But Mayor Lightfoot may be turning a corner after hitting rock bottom on both the shooting of Adam Toledo and another matter: the inexcusably brutal and mistaken police raid at the home of social worker Anjanette Young in 2019 which occurred before Lightfoot took office as Mayor. Cops raided Young's home based on incorrect information. Naked and then partially covered, Young kept insisting they had the wrong place, and they did. A series of misjudgments and mishandlings in the city legal department — which Lightfoot says she was "blindsided" by — soon followed. City attorneys tried to block the video from being shown to the public. Top attorney Mark Flessner was forced to resign. Eventually Young sued both the police and the Mayor, alleging a (very believable) "conspiracy and cover up between the Chicago Police Department, the Chicago Office of Police Accountability and the Mayor’s Office.”
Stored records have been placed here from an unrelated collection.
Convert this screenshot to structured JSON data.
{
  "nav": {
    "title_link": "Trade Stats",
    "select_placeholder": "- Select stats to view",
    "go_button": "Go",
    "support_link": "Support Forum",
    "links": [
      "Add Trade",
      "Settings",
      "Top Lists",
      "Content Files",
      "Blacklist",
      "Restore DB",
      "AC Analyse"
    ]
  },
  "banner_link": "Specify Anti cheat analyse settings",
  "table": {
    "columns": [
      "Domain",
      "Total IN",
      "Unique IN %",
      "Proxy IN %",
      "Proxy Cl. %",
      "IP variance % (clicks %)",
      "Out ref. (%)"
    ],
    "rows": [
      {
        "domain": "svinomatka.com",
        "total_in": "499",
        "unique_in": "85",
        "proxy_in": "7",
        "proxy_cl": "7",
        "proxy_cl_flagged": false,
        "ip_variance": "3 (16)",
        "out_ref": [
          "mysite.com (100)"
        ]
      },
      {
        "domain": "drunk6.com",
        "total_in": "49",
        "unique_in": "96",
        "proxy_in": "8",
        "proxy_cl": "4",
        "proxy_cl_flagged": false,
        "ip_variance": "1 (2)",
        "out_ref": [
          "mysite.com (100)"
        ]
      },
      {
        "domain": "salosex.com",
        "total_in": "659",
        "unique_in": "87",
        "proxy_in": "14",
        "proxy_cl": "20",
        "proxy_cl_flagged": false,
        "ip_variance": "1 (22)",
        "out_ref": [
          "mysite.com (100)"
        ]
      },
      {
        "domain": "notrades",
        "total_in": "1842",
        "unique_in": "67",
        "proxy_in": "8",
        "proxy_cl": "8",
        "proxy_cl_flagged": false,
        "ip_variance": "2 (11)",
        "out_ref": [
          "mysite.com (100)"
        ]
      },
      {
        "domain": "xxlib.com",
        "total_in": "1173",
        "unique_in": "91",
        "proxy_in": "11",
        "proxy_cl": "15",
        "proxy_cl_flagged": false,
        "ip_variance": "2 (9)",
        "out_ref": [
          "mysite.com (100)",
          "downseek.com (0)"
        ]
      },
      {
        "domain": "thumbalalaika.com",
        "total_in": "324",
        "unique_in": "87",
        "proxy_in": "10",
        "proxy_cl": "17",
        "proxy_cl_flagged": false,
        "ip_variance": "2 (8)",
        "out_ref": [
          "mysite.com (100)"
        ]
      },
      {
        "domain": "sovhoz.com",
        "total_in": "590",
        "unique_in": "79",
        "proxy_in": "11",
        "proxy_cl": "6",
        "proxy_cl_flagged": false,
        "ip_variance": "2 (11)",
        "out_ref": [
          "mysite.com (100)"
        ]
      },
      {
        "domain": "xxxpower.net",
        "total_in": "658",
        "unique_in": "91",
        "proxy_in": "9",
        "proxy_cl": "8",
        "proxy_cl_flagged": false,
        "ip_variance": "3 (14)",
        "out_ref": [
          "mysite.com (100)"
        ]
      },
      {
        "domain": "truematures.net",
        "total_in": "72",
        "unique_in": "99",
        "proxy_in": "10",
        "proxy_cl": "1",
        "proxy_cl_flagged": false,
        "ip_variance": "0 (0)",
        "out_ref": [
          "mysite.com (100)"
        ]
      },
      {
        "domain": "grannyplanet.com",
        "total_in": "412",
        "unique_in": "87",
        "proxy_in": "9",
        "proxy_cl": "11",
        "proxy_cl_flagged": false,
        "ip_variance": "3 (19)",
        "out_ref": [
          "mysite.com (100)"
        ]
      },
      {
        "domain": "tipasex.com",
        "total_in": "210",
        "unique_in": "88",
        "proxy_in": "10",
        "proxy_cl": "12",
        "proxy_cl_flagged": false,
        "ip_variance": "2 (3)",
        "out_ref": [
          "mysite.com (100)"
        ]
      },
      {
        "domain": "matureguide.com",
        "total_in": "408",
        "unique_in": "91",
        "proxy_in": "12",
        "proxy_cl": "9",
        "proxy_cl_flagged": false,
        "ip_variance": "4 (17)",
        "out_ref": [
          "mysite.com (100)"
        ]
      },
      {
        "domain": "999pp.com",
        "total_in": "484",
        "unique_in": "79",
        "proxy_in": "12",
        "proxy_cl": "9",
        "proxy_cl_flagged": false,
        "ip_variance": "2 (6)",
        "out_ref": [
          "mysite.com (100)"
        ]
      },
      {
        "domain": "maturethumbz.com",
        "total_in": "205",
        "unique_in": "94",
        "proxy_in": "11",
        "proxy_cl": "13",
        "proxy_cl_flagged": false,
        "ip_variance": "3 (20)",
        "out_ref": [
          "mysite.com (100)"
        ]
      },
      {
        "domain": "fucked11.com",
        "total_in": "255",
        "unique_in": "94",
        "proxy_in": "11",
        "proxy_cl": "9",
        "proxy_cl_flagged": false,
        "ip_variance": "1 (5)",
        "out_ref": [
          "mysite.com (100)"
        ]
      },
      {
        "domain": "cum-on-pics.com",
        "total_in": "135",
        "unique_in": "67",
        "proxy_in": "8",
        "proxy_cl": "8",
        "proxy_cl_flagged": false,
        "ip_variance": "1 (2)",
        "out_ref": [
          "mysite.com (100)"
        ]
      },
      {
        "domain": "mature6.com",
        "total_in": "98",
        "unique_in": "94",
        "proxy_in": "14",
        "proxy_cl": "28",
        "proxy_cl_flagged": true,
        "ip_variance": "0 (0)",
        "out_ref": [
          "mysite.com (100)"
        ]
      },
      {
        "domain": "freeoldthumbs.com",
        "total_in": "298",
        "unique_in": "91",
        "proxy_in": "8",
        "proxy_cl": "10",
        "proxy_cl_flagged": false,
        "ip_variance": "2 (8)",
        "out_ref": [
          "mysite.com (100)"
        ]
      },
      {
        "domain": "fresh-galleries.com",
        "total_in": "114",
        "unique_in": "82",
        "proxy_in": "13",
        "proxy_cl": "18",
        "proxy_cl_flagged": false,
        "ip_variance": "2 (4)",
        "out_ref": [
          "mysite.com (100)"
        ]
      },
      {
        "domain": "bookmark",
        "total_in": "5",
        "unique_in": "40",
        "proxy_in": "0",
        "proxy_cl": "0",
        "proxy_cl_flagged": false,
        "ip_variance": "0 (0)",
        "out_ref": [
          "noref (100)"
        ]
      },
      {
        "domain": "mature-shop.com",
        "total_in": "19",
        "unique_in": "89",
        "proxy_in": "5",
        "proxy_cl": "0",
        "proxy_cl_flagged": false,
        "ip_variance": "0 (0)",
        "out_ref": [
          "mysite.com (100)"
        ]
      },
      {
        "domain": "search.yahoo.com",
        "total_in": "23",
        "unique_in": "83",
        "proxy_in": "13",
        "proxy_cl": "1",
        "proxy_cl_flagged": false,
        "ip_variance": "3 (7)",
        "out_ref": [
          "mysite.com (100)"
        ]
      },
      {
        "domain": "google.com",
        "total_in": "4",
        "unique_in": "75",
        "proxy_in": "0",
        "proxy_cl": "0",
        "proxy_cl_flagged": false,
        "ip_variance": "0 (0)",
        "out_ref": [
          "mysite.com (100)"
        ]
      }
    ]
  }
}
In many ways, Lightfoot's initial response to the police assault of Anjanette Young presaged her response to the shooting of Adam Toledo. But with the Young catastrophe, she has changed course and done so even though she is getting sued and would likely be better off if she were to simply stop talking about it. Skeptics might say that this apology only came when it became clear that Ms. Young intended to sue the city and the CPD. That lawsuit has now commenced. Perhaps this strategy was created to place blame on CPD, which it certainly has coming given its history. Lightfoot has also "falsely said her administration had not received a Freedom of Information Act request from Young." Still, I'm noticing in Lightfoot's language a more open level of contrition. Using words like "deeply sorry" and "humiliation and trauma" make clear the Mayor's intention to read the incident as reality. "It simply should not have happened," Lightfoot said, conceding some ground that might even be used against the city in the lawsuit. 

The Mayor also describes her own interpersonal reaction to the video, which she says she watched "in absolute horror. I showed it to my wife. We both thought about what could happen to us if we were in her circumstance." Even if that's not true, it builds a sense of empathy. Most importantly, Lightfoot says "this happens to Black and Brown people disproportionately." This is an acknowledgement that police brutality is systemic and racist, something that even liberal mayors in large cities have been reluctant to say historically. 

In many ways, the tasks and skills of a successful municipal political candidate don’t always translate to skills in office. For example, being able to effectively communicate with potential voters — maybe with the help of data append services like Accurate Append — doesn’t automatically translate to transparency and accountability during times of crisis or atrocity. What Lightfoot needs is advisors and staff who can keep her accountable to both macro data on the Chicago electorate and micro situations like "reading the room" on fundamental moral issues like policing. 

Importantly, at the root of this all is not Lori Lightfoot’s own investment in changing how policing is done, or how to help struggling Chicagoans, or anything else. It's about whether her constituents can effectively pressure her to advocate for their interests regardless of her own.